This one is a bit of a head-scratcher for me. In Milford, Connecticut, the first-ever VP of the Milford Historical Society is about to knock down his historic c.1789 house, called the “Thomas Sanford House” or the “Sanford-Bristol House.” And the Sanford-Bristol House isn’t a run-of-the-mill building, either — it’s a Dutch Gambrel double-house, with [...]
This house is significant enough that it’s listed on the Connecticut Freedom Trail, which designates “sites that embody the struggle toward freedom and human dignity” and “celebrates the accomplishments of the state’s African American community.” So why is this particular property worthy of recognition? The designation honors Henry and Lyzette Munroe, a black farmer & [...]

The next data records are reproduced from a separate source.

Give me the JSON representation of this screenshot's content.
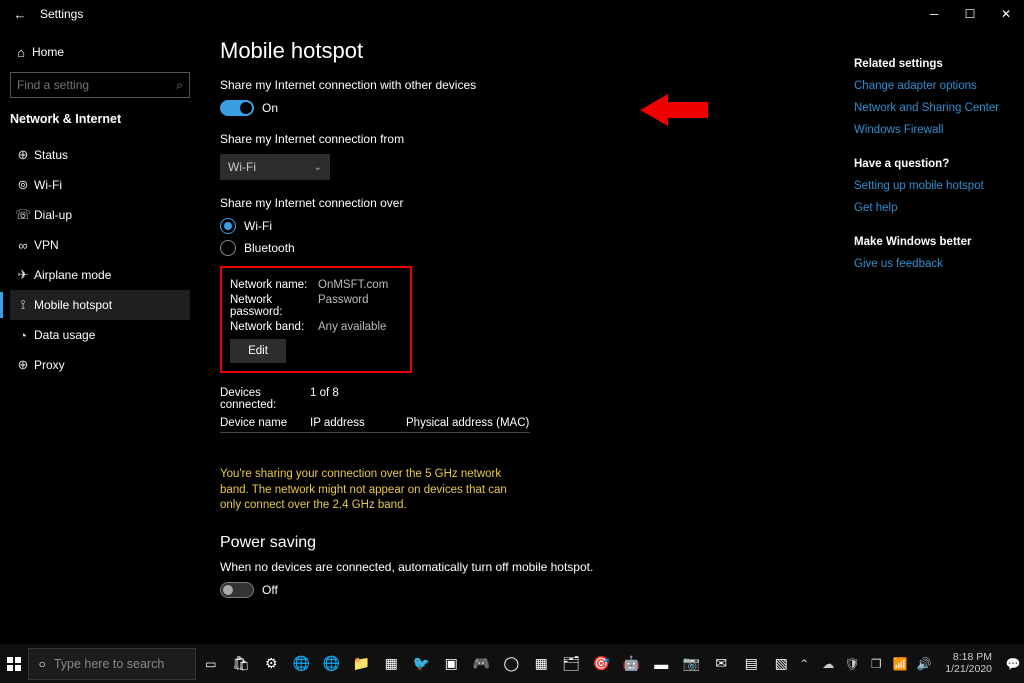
{
  "titlebar": {
    "back": "←",
    "title": "Settings"
  },
  "sidebar": {
    "home": "Home",
    "search_placeholder": "Find a setting",
    "category": "Network & Internet",
    "items": [
      {
        "icon": "status-icon",
        "label": "Status"
      },
      {
        "icon": "wifi-icon",
        "label": "Wi-Fi"
      },
      {
        "icon": "dialup-icon",
        "label": "Dial-up"
      },
      {
        "icon": "vpn-icon",
        "label": "VPN"
      },
      {
        "icon": "airplane-icon",
        "label": "Airplane mode"
      },
      {
        "icon": "hotspot-icon",
        "label": "Mobile hotspot"
      },
      {
        "icon": "datausage-icon",
        "label": "Data usage"
      },
      {
        "icon": "proxy-icon",
        "label": "Proxy"
      }
    ],
    "selected_index": 5
  },
  "content": {
    "title": "Mobile hotspot",
    "share_label": "Share my Internet connection with other devices",
    "share_toggle_state": "On",
    "from_label": "Share my Internet connection from",
    "from_dropdown_value": "Wi-Fi",
    "over_label": "Share my Internet connection over",
    "over_options": [
      "Wi-Fi",
      "Bluetooth"
    ],
    "over_selected": 0,
    "network": {
      "name_label": "Network name:",
      "name_value": "OnMSFT.com",
      "password_label": "Network password:",
      "password_value": "Password",
      "band_label": "Network band:",
      "band_value": "Any available",
      "edit": "Edit"
    },
    "devices_connected_label": "Devices connected:",
    "devices_connected_value": "1 of 8",
    "device_table_headers": [
      "Device name",
      "IP address",
      "Physical address (MAC)"
    ],
    "warning": "You're sharing your connection over the 5 GHz network band. The network might not appear on devices that can only connect over the 2.4 GHz band.",
    "power_saving_title": "Power saving",
    "power_saving_label": "When no devices are connected, automatically turn off mobile hotspot.",
    "power_saving_state": "Off"
  },
  "right": {
    "related_title": "Related settings",
    "links1": [
      "Change adapter options",
      "Network and Sharing Center",
      "Windows Firewall"
    ],
    "question_title": "Have a question?",
    "links2": [
      "Setting up mobile hotspot",
      "Get help"
    ],
    "better_title": "Make Windows better",
    "links3": [
      "Give us feedback"
    ]
  },
  "taskbar": {
    "search_placeholder": "Type here to search",
    "time": "8:18 PM",
    "date": "1/21/2020"
  }
}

Really, BGSU? The school where I earned my B.A. in History is about to needlessly knock down a very cool building that is historically significant. Their stated purpose is to build a new student health center. I understand that universities need to expand, but I also believe there would be several reasonable alternatives to razing [...]
So, this really exists. An 18th century farmhouse (dating to 1795) that is now a McDonald’s restaurant on Long Island in NY.
In 2005, in West Cape May, NJ, a developer demolished the historic Moffitt House, a circa 1770, pre-Revolution Colonial — despite outrage and preservationists’ active plans to save the house by moving it. A report by Jack Fichter of the Cape May County Herald notes that the demolition of the former B&B proceeded with “most [...]
We usually stick to historic houses here on HHB, but I had to make an exception to write about something disturbing that’s happening today about an hour from where I live. In Tiffin, Ohio, a county courthouse that was built in 1884 (and has been listed on the National Register of Historic Places) is being [...]
So, it’s Halloween . . . and with Halloween comes ghosts. And where are the ghosts? Well, usually, they’re in historic homes! Why is that? The answer, in some ways, seems obvious. Historic houses have been around for at least a couple of generations, if not several centuries. Certainly, they are much more likely to [...]
Can a crazy neighbor, bored building inspectors, and a complacent city government halt a homeowner’s dedicated preservation efforts— and result in criminal noncompliance charges? Apparently so, according to the owner of an old house in Lakewood, OH, a suburb of Cleveland. In a recent posting on her blog, “1914 Foursquare,” the owner, “Nina,” shares the [...]
When making an offer on a house, would you want to know that it was located in a designated historic district? Especially if that district contained rules governing future alterations of your historic home? Of course you would. And the City Council in Mobile, Alabama thinks sellers of historic homes — in these designated districts– [...]